Not seeing, yet believing

Jinha Kim
Couple holding hands looking and pointing in amazement at a shooting star while standing on a secluded beach.

Did Richard Branson’s trip, Sunday, July 11, 2021, inspire you to look up again?

When’s the last time you really looked up—not 50 miles up, but at the stars?

Really Looking Up

Astronomer Kareem El-Badry created a new plot in February 2021 of more than 1 million pairs of binary stars (double stars orbiting a common center of gravity), where previous data had revealed only 200 double-star pairs.

It’s astounding to think about how many stars there are in our sky—let alone our solar system, the Milky Way galaxy, the entire universe!

We don’t think about them much because we can’t always see them. And even when they’re visible, we aren’t always paying attention. We’re too busy or too shortsighted—looking down at our phones or impatiently waiting for the lights to change. 

When’s the last time you looked up at the stars?

In 2010 I visited the Grand Canyon in Arizona, United States. The scenes were spectacular. But my favorite moment was when the ranger gave a nighttime constellation talk. It was freezing cold, but we huddled together to look up at the sky glittering with millions of twinkling stars. It was stunning.

It’s hard to believe that those stars are always there—brilliant, dynamic, burning—for often enough they’re unseen, invisible to us.


Invisible does not mean silent, still, or imaginary. We just have too much clouding or light pollution distracting our vision. In Hebrews 11, the writer describes faith as “confidence in what we hope for and assurance about what we do not see” (Heb. 11:1).* He goes on to describe individuals of faith who endured sacrifice and suffering because of their faith. For example: “By faith [Moses] left Egypt, not fearing the king’s anger; he persevered because he saw him who is invisible” (verse 27).

Invisible does not mean distant, indifferent, or delusional. God is working, orchestrating, pleading for us to take the time to focus, wonder, and delight in who He is and what He does.

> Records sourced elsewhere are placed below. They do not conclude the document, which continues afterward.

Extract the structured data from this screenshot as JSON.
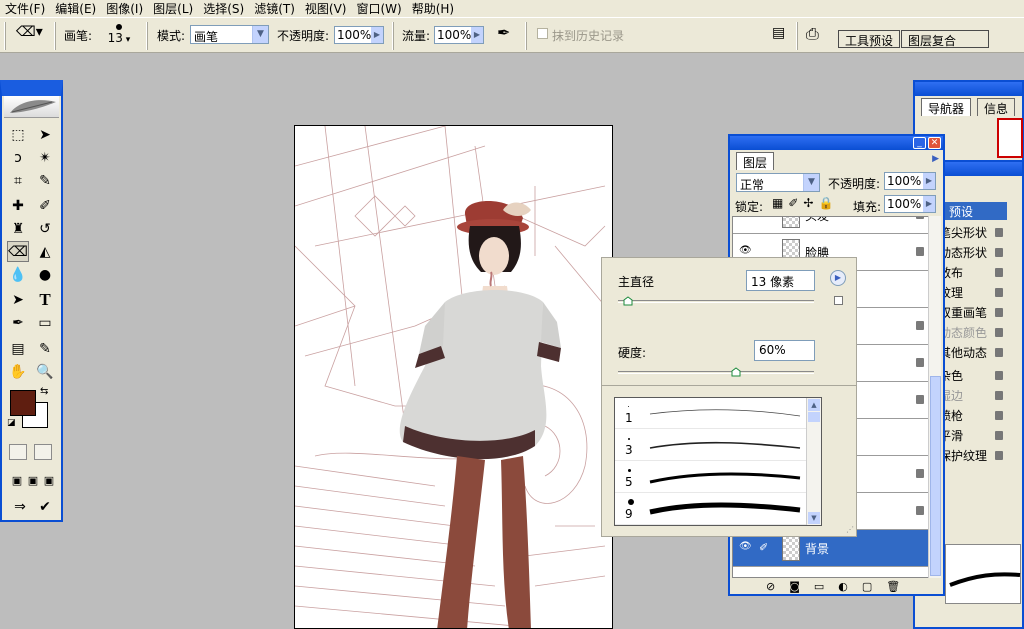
{
  "menu": [
    "文件(F)",
    "编辑(E)",
    "图像(I)",
    "图层(L)",
    "选择(S)",
    "滤镜(T)",
    "视图(V)",
    "窗口(W)",
    "帮助(H)"
  ],
  "options_bar": {
    "brush_label": "画笔:",
    "brush_size": "13",
    "mode_label": "模式:",
    "mode_value": "画笔",
    "opacity_label": "不透明度:",
    "opacity_value": "100%",
    "flow_label": "流量:",
    "flow_value": "100%",
    "erase_history_label": "抹到历史记录",
    "palette_tabs": [
      "工具预设",
      "图层复合"
    ]
  },
  "brush_popup": {
    "master_diameter_label": "主直径",
    "master_diameter_value": "13 像素",
    "hardness_label": "硬度:",
    "hardness_value": "60%",
    "diameter_fraction": 0.05,
    "hardness_fraction": 0.6,
    "brushes": [
      {
        "size": "1"
      },
      {
        "size": "3"
      },
      {
        "size": "5"
      },
      {
        "size": "9"
      }
    ]
  },
  "navigator": {
    "tabs": [
      "导航器",
      "信息"
    ]
  },
  "layers": {
    "tab": "图层",
    "blend_mode": "正常",
    "opacity_label": "不透明度:",
    "opacity_value": "100%",
    "lock_label": "锁定:",
    "fill_label": "填充:",
    "fill_value": "100%",
    "visible_layers": [
      {
        "name": "头发"
      },
      {
        "name": "脸腆"
      },
      {
        "name": ""
      },
      {
        "name": ""
      },
      {
        "name": ""
      },
      {
        "name": ""
      },
      {
        "name": ""
      },
      {
        "name": ""
      },
      {
        "name": "背景",
        "selected": true
      }
    ]
  },
  "brushes_palette": {
    "tab": "预设",
    "options": [
      "笔尖形状",
      "动态形状",
      "散布",
      "纹理",
      "双重画笔",
      "动态颜色",
      "其他动态",
      "杂色",
      "湿边",
      "喷枪",
      "平滑",
      "保护纹理"
    ]
  },
  "colors": {
    "foreground": "#5f1e10",
    "background": "#ffffff",
    "title_blue": "#0a4ed3",
    "selection": "#316ac5"
  }
}
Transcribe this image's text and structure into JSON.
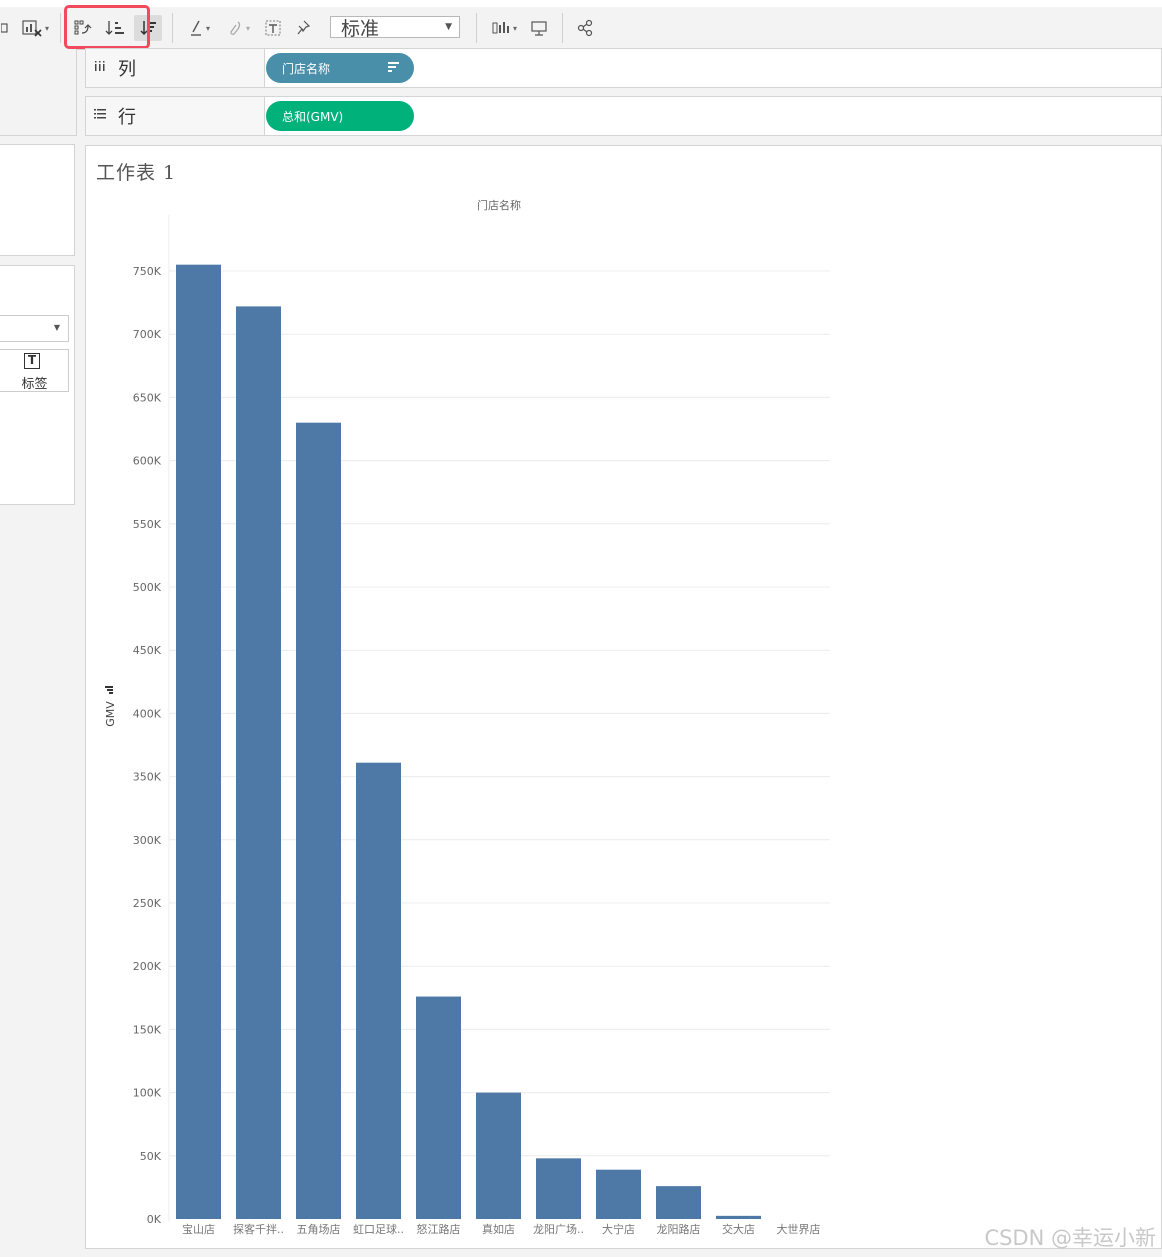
{
  "toolbar": {
    "fit_value": "标准",
    "highlighted_group": "sort-controls",
    "highlight_color": "#f2495c"
  },
  "shelves": {
    "columns_label": "列",
    "columns_icon": "columns-icon",
    "columns_pill": "门店名称",
    "rows_label": "行",
    "rows_icon": "rows-icon",
    "rows_pill": "总和(GMV)",
    "dimension_color": "#4a8fa9",
    "measure_color": "#00b17a"
  },
  "marks": {
    "label_button": "标签"
  },
  "worksheet": {
    "title": "工作表 1"
  },
  "chart_data": {
    "type": "bar",
    "title": "",
    "xlabel": "门店名称",
    "ylabel": "GMV",
    "ylim": [
      0,
      760000
    ],
    "y_ticks": [
      "0K",
      "50K",
      "100K",
      "150K",
      "200K",
      "250K",
      "300K",
      "350K",
      "400K",
      "450K",
      "500K",
      "550K",
      "600K",
      "650K",
      "700K",
      "750K"
    ],
    "y_tick_values": [
      0,
      50000,
      100000,
      150000,
      200000,
      250000,
      300000,
      350000,
      400000,
      450000,
      500000,
      550000,
      600000,
      650000,
      700000,
      750000
    ],
    "categories": [
      "宝山店",
      "探客千拌..",
      "五角场店",
      "虹口足球..",
      "怒江路店",
      "真如店",
      "龙阳广场..",
      "大宁店",
      "龙阳路店",
      "交大店",
      "大世界店"
    ],
    "values": [
      755000,
      722000,
      630000,
      361000,
      176000,
      100000,
      48000,
      39000,
      26000,
      2500,
      0
    ],
    "bar_color": "#4e79a7",
    "grid": true,
    "sort": "descending"
  },
  "watermark": "CSDN @幸运小新"
}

For whether we acknowledge it or not, He is the bright Morning Star: “‘I, Jesus, have sent my angel to give you this testimony for the churches. I am the Root and the Offspring of David, and the bright Morning Star.’ The Spirit and the bride say, ‘Come!’ And let the one who hears say, ‘Come!’ Let the one who is thirsty come; and let the one who wishes take the free gift of the water of life’” (Rev. 22:16, 17).

Thousands of years ago, when the star over Bethlehem heralded a miracle, only a handful of wise men and shepherds noticed. Others were too busy or indifferent to understand its significance.  What if we too are missing out on worshipping the Morning Star because we’re too busy looking lower, meeting deadlines, appointments, and people who seek our care and attention?

God invites us to look up. High up. To look at the invisible: “We also have the prophetic message as something completely reliable, and you will do well to pay attention to it, as to a light shining in a dark place, until the day dawns and the morning star rises in your hearts” (2 Pet. 1:19, 20). The promise of Scripture is that as we pay attention to the light already provided to us in His word, the star will once again signal that God has been made incarnate, this time in our hearts. 

And as we see the invisible, He becomes visible through us so that others may also see the glory of God.

* All Bible texts are from the Holy Bible, New International Version. Copyright © 1973, 1978, 1984, 2011 by Biblica, Inc. Used by permission. All rights reserved worldwide. 

Jinha Kim